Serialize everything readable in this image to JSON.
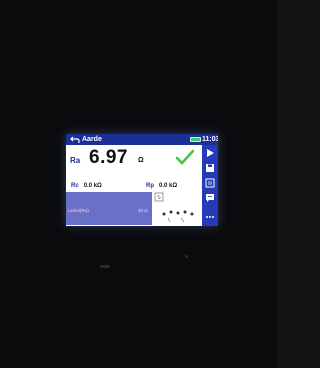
{
  "device_screen": {
    "title": "Aarde",
    "clock": "11:03",
    "main_result": {
      "label": "Ra",
      "value": "6.97",
      "unit": "Ω"
    },
    "sub_results": [
      {
        "label": "Rc",
        "value": "0.0",
        "unit": "kΩ"
      },
      {
        "label": "Rp",
        "value": "0.0",
        "unit": "kΩ"
      }
    ],
    "limit": {
      "label": "Limiet(Ra)",
      "value": "20 Ω"
    },
    "status_icon": "check-icon",
    "sidebar": [
      "play-icon",
      "save-icon",
      "list-icon",
      "comment-icon",
      "more-icon"
    ],
    "colors": {
      "titlebar": "#1c2f96",
      "sidebar": "#2639b8",
      "check": "#49c34a",
      "limit_panel": "#6a6fc7"
    }
  }
}
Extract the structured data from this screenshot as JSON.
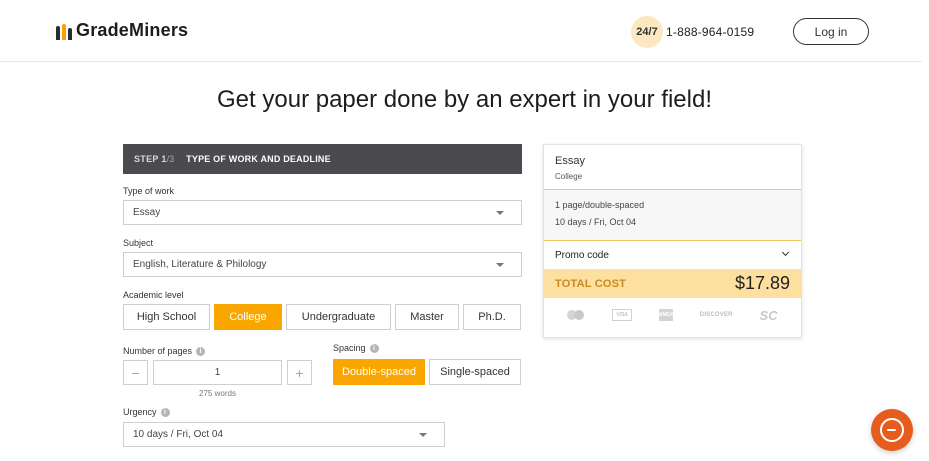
{
  "brand": {
    "name": "GradeMiners"
  },
  "support": {
    "badge": "24/7",
    "phone": "1-888-964-0159"
  },
  "auth": {
    "login_label": "Log in"
  },
  "headline": "Get your paper done by an expert in your field!",
  "step": {
    "label": "STEP 1",
    "of": "/3",
    "title": "TYPE OF WORK AND DEADLINE"
  },
  "form": {
    "type_of_work": {
      "label": "Type of work",
      "value": "Essay"
    },
    "subject": {
      "label": "Subject",
      "value": "English, Literature & Philology"
    },
    "academic_level": {
      "label": "Academic level",
      "options": [
        "High School",
        "College",
        "Undergraduate",
        "Master",
        "Ph.D."
      ],
      "selected": "College"
    },
    "pages": {
      "label": "Number of pages",
      "value": "1",
      "words": "275 words",
      "minus": "−",
      "plus": "+"
    },
    "spacing": {
      "label": "Spacing",
      "options": [
        "Double-spaced",
        "Single-spaced"
      ],
      "selected": "Double-spaced"
    },
    "urgency": {
      "label": "Urgency",
      "value": "10 days / Fri, Oct 04"
    }
  },
  "summary": {
    "type": "Essay",
    "level": "College",
    "spacing": "1 page/double-spaced",
    "deadline": "10 days / Fri, Oct 04",
    "promo_label": "Promo code",
    "total_label": "TOTAL COST",
    "total_amount": "$17.89",
    "payment_methods": [
      "mastercard-icon",
      "visa-icon",
      "amex-icon",
      "discover-icon",
      "sc-icon"
    ],
    "payment_text": {
      "visa": "VISA",
      "amex": "AMEX",
      "discover": "DISCOVER",
      "sc": "SC"
    }
  },
  "colors": {
    "accent": "#f9a600",
    "dark_bar": "#4a4a4f",
    "total_bg": "#fddf9f",
    "chat": "#e65c1d"
  }
}
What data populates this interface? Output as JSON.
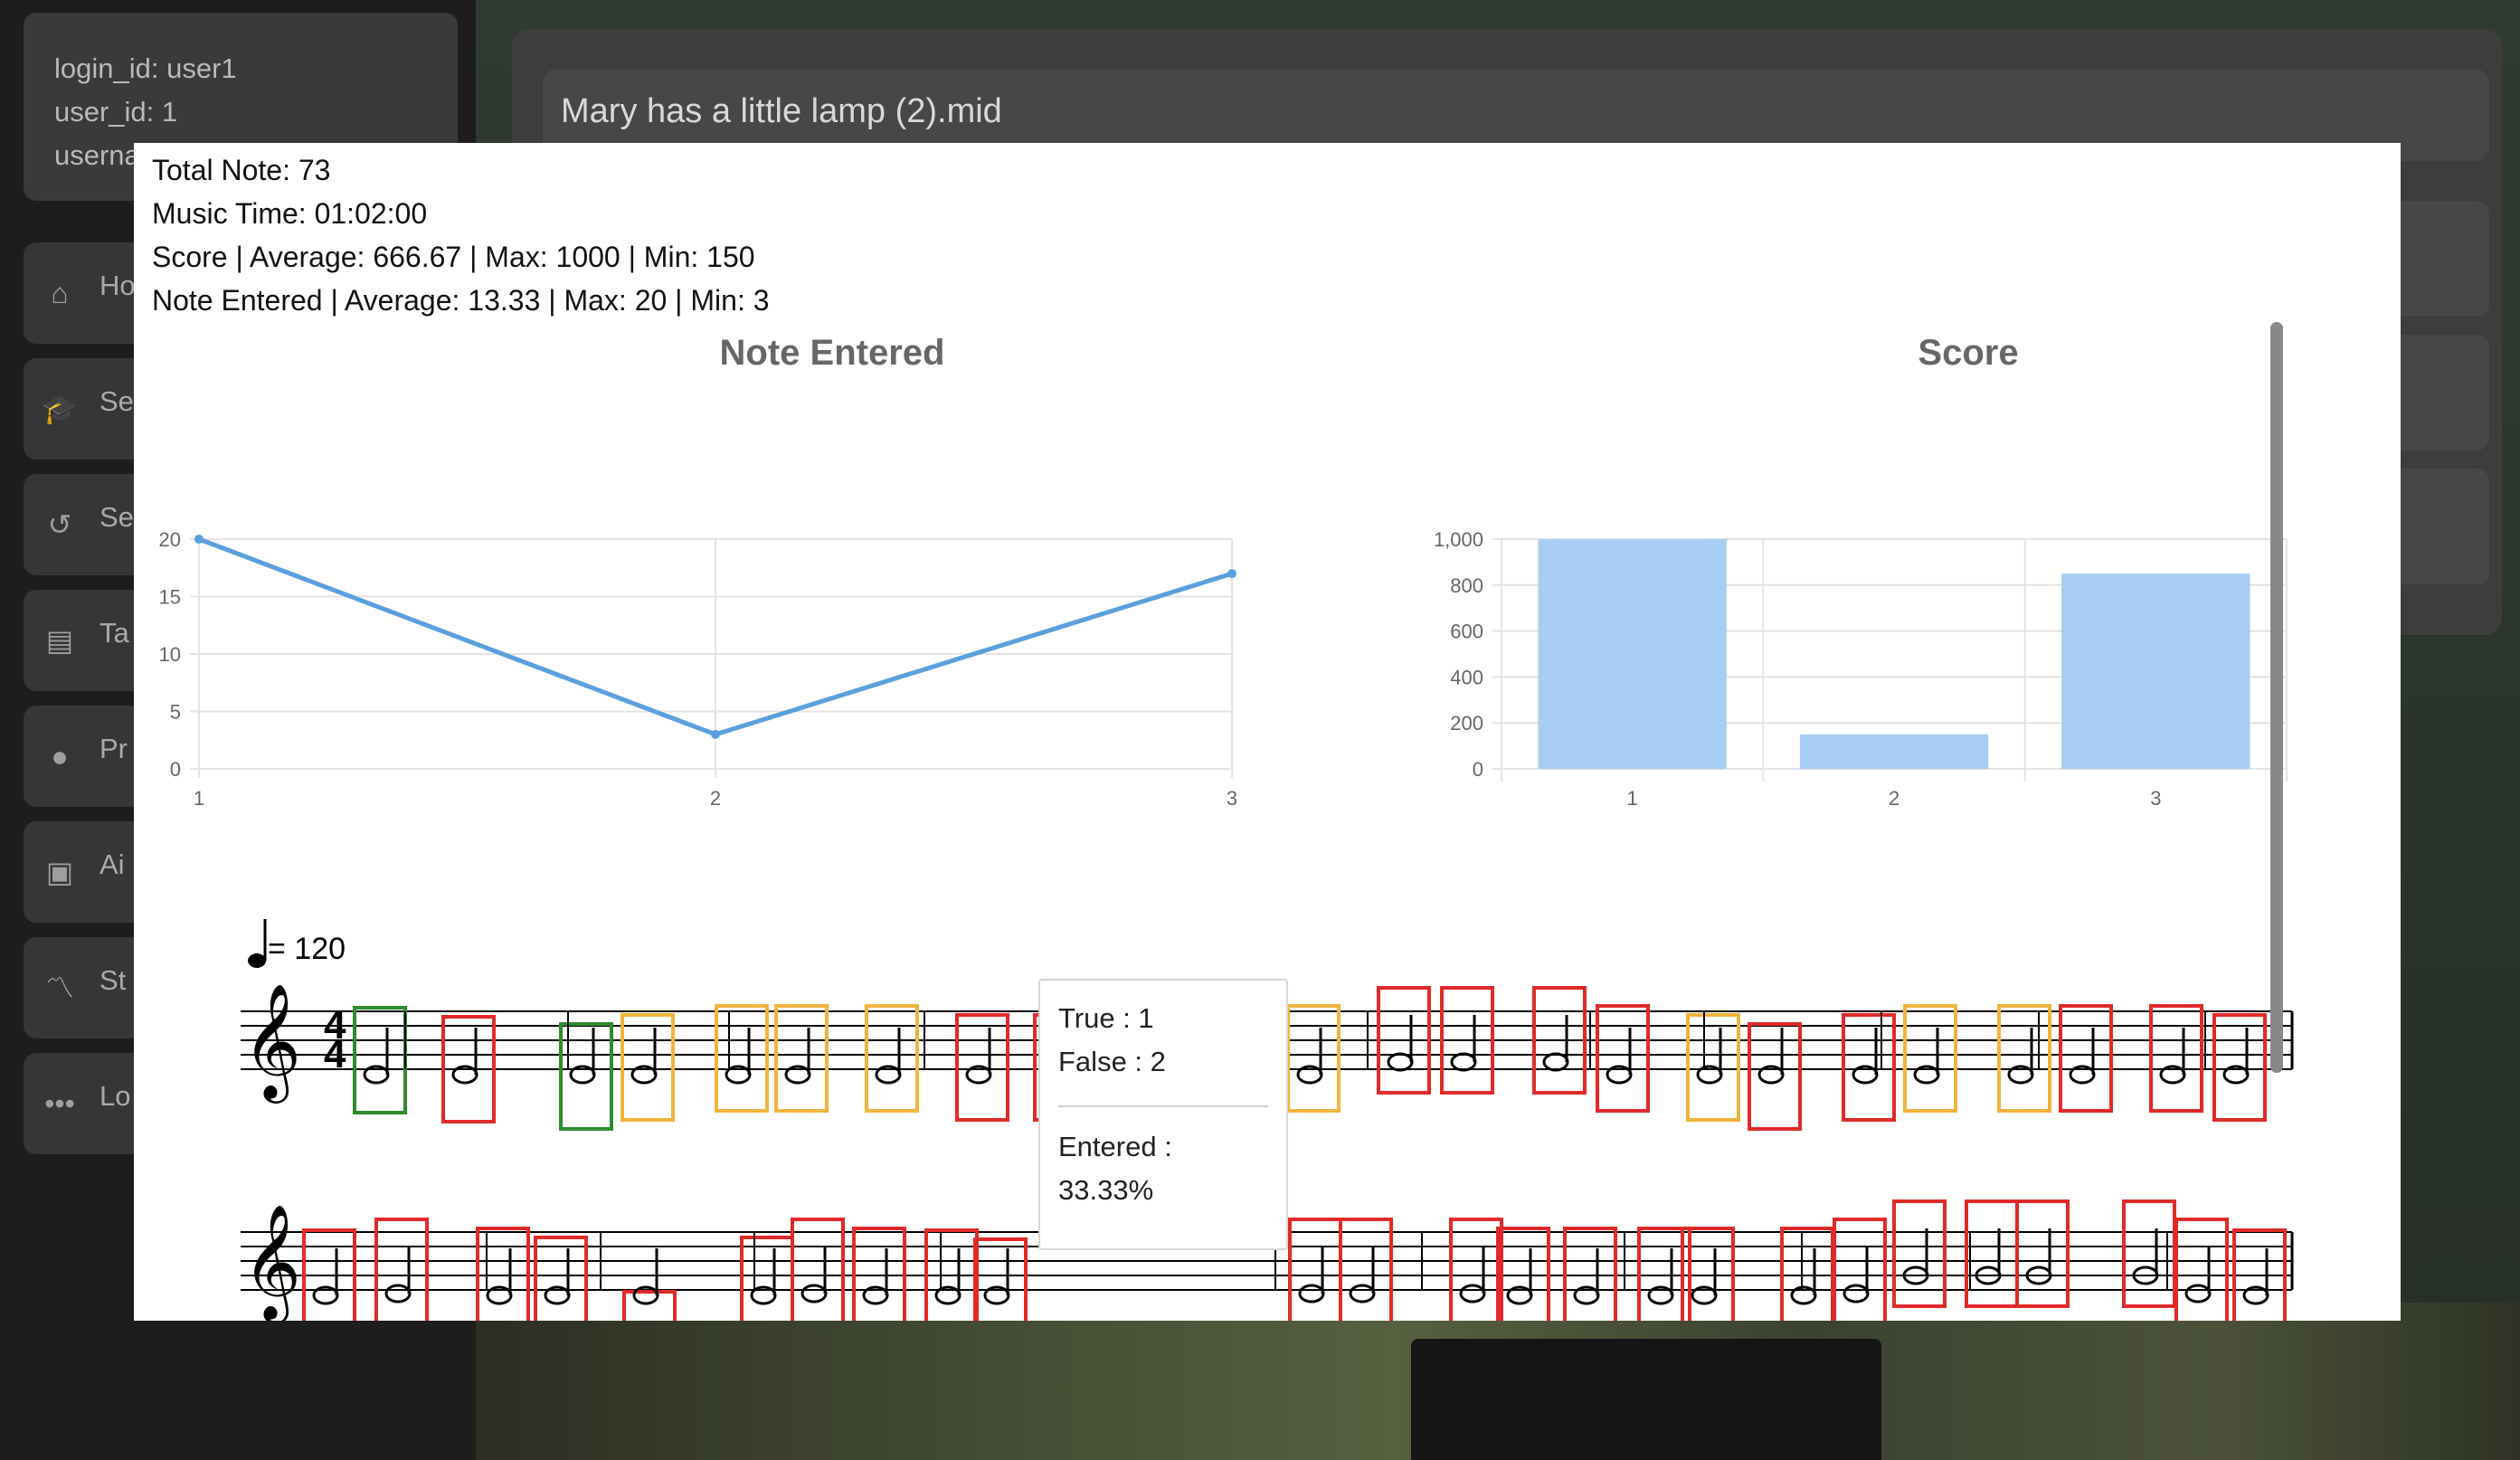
{
  "user": {
    "login_id": "login_id: user1",
    "user_id": "user_id: 1",
    "username": "userna"
  },
  "sidebar": {
    "items": [
      {
        "label": "Ho",
        "icon": "home-icon"
      },
      {
        "label": "Se",
        "icon": "graduation-cap-icon"
      },
      {
        "label": "Se",
        "icon": "history-icon"
      },
      {
        "label": "Ta",
        "icon": "table-icon"
      },
      {
        "label": "Pr",
        "icon": "user-icon"
      },
      {
        "label": "Ai",
        "icon": "robot-icon"
      },
      {
        "label": "St",
        "icon": "line-chart-icon"
      },
      {
        "label": "Lo",
        "icon": "more-dots-icon"
      }
    ]
  },
  "file_name": "Mary has a little lamp (2).mid",
  "stats": {
    "total_note": "Total Note: 73",
    "music_time": "Music Time: 01:02:00",
    "score_summary": "Score | Average: 666.67 | Max: 1000 | Min: 150",
    "note_entered_summary": "Note Entered | Average: 13.33 | Max: 20 | Min: 3"
  },
  "chart_data": [
    {
      "type": "line",
      "title": "Note Entered",
      "x": [
        1,
        2,
        3
      ],
      "values": [
        20,
        3,
        17
      ],
      "ylim": [
        0,
        20
      ],
      "yticks": [
        0,
        5,
        10,
        15,
        20
      ],
      "grid": true,
      "color": "#5b9fde"
    },
    {
      "type": "bar",
      "title": "Score",
      "categories": [
        "1",
        "2",
        "3"
      ],
      "values": [
        1000,
        150,
        850
      ],
      "ylim": [
        0,
        1000
      ],
      "yticks": [
        "0",
        "200",
        "400",
        "600",
        "800",
        "1,000"
      ],
      "grid": true,
      "color": "#a8cdf2"
    }
  ],
  "sheet": {
    "tempo": "= 120",
    "time_signature_top": "4",
    "time_signature_bottom": "4",
    "colors": {
      "correct": "#2e8b2e",
      "partial": "#f0b43c",
      "wrong": "#e02a2a",
      "selected_fill": "#f08080"
    }
  },
  "tooltip": {
    "true_line": "True : 1",
    "false_line": "False : 2",
    "entered_label": "Entered :",
    "entered_value": "33.33%"
  }
}
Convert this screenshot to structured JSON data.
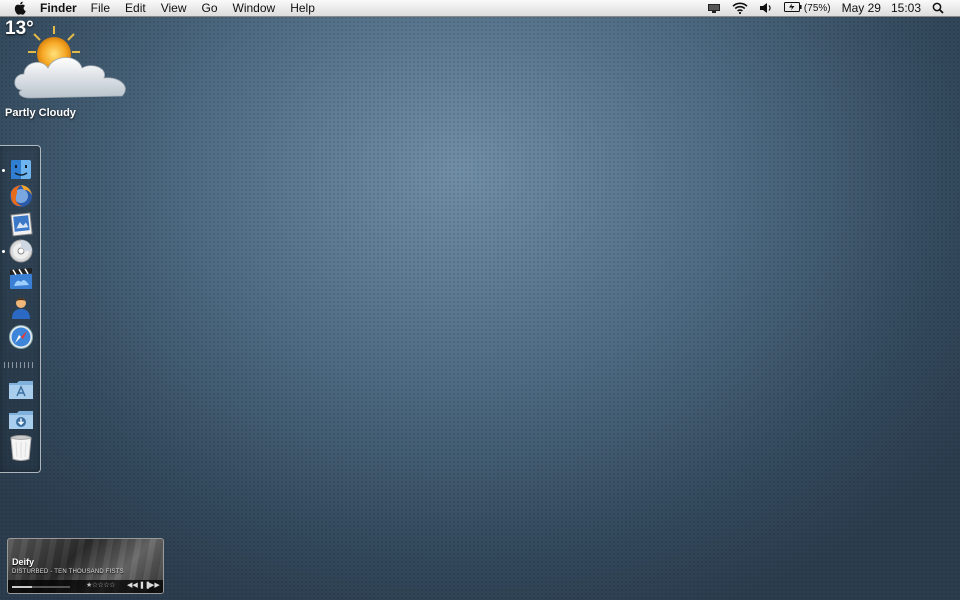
{
  "menubar": {
    "app_name": "Finder",
    "menus": [
      "File",
      "Edit",
      "View",
      "Go",
      "Window",
      "Help"
    ],
    "battery_percent": "(75%)",
    "date": "May 29",
    "time": "15:03"
  },
  "weather": {
    "temperature": "13°",
    "condition": "Partly Cloudy"
  },
  "dock": {
    "items": [
      {
        "icon": "finder-icon",
        "running": true
      },
      {
        "icon": "firefox-icon",
        "running": false
      },
      {
        "icon": "preview-icon",
        "running": false
      },
      {
        "icon": "dvd-player-icon",
        "running": true
      },
      {
        "icon": "imovie-icon",
        "running": false
      },
      {
        "icon": "contacts-icon",
        "running": false
      },
      {
        "icon": "safari-icon",
        "running": false
      },
      {
        "icon": "applications-folder-icon",
        "running": false
      },
      {
        "icon": "downloads-folder-icon",
        "running": false
      },
      {
        "icon": "trash-icon",
        "running": false
      }
    ]
  },
  "music": {
    "song_title": "Deify",
    "artist_album": "DISTURBED - TEN THOUSAND FISTS",
    "rating": "★☆☆☆☆",
    "progress": 0.35,
    "controls": {
      "prev": "◀◀",
      "pause": "❚❚",
      "next": "▶▶"
    }
  }
}
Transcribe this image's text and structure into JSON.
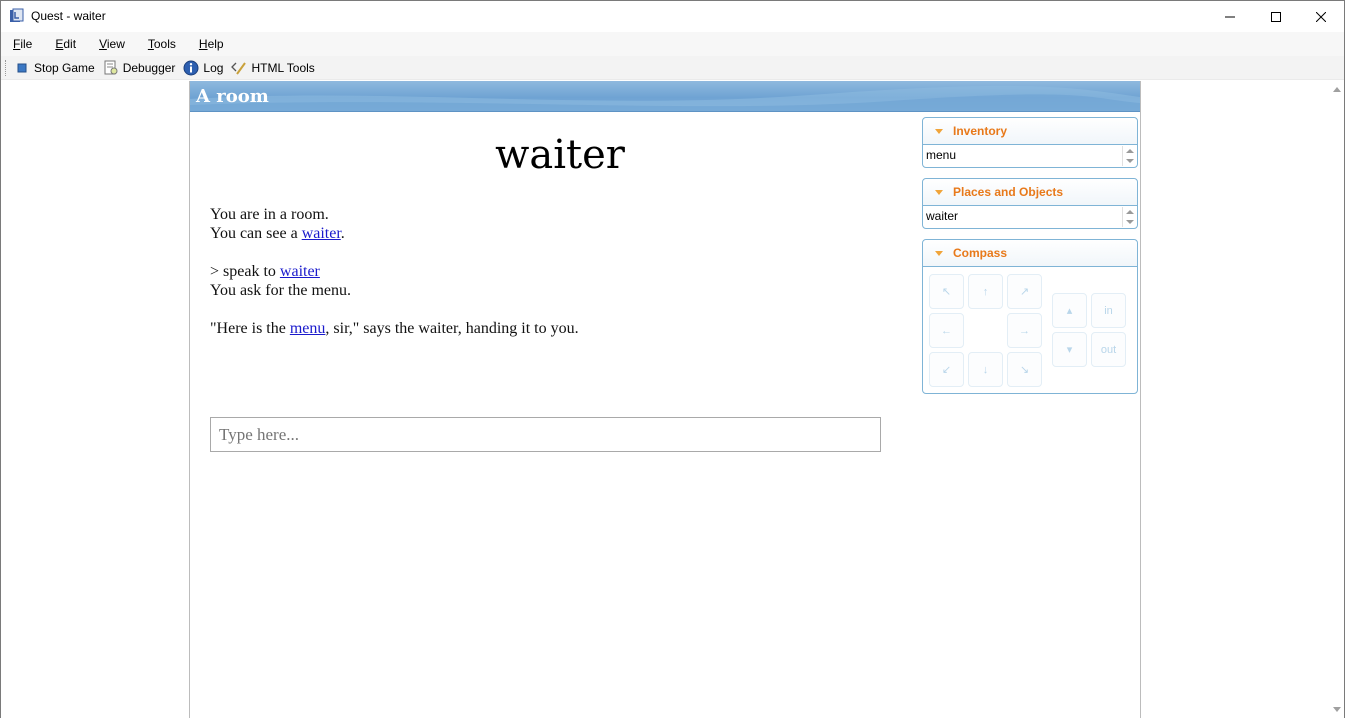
{
  "window": {
    "title": "Quest - waiter"
  },
  "menu": {
    "items": [
      {
        "label": "File",
        "accel": "F",
        "rest": "ile"
      },
      {
        "label": "Edit",
        "accel": "E",
        "rest": "dit"
      },
      {
        "label": "View",
        "accel": "V",
        "rest": "iew"
      },
      {
        "label": "Tools",
        "accel": "T",
        "rest": "ools"
      },
      {
        "label": "Help",
        "accel": "H",
        "rest": "elp"
      }
    ]
  },
  "toolbar": {
    "stop_game": "Stop Game",
    "debugger": "Debugger",
    "log": "Log",
    "html_tools": "HTML Tools"
  },
  "location": {
    "title": "A room"
  },
  "output": {
    "heading": "waiter",
    "line1": "You are in a room.",
    "line2_prefix": "You can see a ",
    "line2_link": "waiter",
    "line2_suffix": ".",
    "cmd_prefix": "> speak to ",
    "cmd_link": "waiter",
    "line3": "You ask for the menu.",
    "line4_prefix": "\"Here is the ",
    "line4_link": "menu",
    "line4_suffix": ", sir,\" says the waiter, handing it to you."
  },
  "command_input": {
    "placeholder": "Type here..."
  },
  "panes": {
    "inventory": {
      "title": "Inventory",
      "item": "menu"
    },
    "places": {
      "title": "Places and Objects",
      "item": "waiter"
    },
    "compass": {
      "title": "Compass",
      "in_label": "in",
      "out_label": "out"
    }
  },
  "colors": {
    "pane_title": "#e8791a",
    "pane_border": "#7fb4d6",
    "location_bar": "#6fa3d3",
    "link": "#1a1acc"
  }
}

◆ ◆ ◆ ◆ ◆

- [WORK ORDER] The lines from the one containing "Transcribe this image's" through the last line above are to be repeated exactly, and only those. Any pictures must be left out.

- [YOUR SOLUTION]
Transcribe this image's text and structure into JSON.
{
  "window": {
    "title": "Quest - waiter"
  },
  "menu": {
    "items": [
      {
        "label": "File",
        "accel": "F",
        "rest": "ile"
      },
      {
        "label": "Edit",
        "accel": "E",
        "rest": "dit"
      },
      {
        "label": "View",
        "accel": "V",
        "rest": "iew"
      },
      {
        "label": "Tools",
        "accel": "T",
        "rest": "ools"
      },
      {
        "label": "Help",
        "accel": "H",
        "rest": "elp"
      }
    ]
  },
  "toolbar": {
    "stop_game": "Stop Game",
    "debugger": "Debugger",
    "log": "Log",
    "html_tools": "HTML Tools"
  },
  "location": {
    "title": "A room"
  },
  "output": {
    "heading": "waiter",
    "line1": "You are in a room.",
    "line2_prefix": "You can see a ",
    "line2_link": "waiter",
    "line2_suffix": ".",
    "cmd_prefix": "> speak to ",
    "cmd_link": "waiter",
    "line3": "You ask for the menu.",
    "line4_prefix": "\"Here is the ",
    "line4_link": "menu",
    "line4_suffix": ", sir,\" says the waiter, handing it to you."
  },
  "command_input": {
    "placeholder": "Type here..."
  },
  "panes": {
    "inventory": {
      "title": "Inventory",
      "item": "menu"
    },
    "places": {
      "title": "Places and Objects",
      "item": "waiter"
    },
    "compass": {
      "title": "Compass",
      "in_label": "in",
      "out_label": "out"
    }
  },
  "colors": {
    "pane_title": "#e8791a",
    "pane_border": "#7fb4d6",
    "location_bar": "#6fa3d3",
    "link": "#1a1acc"
  }
}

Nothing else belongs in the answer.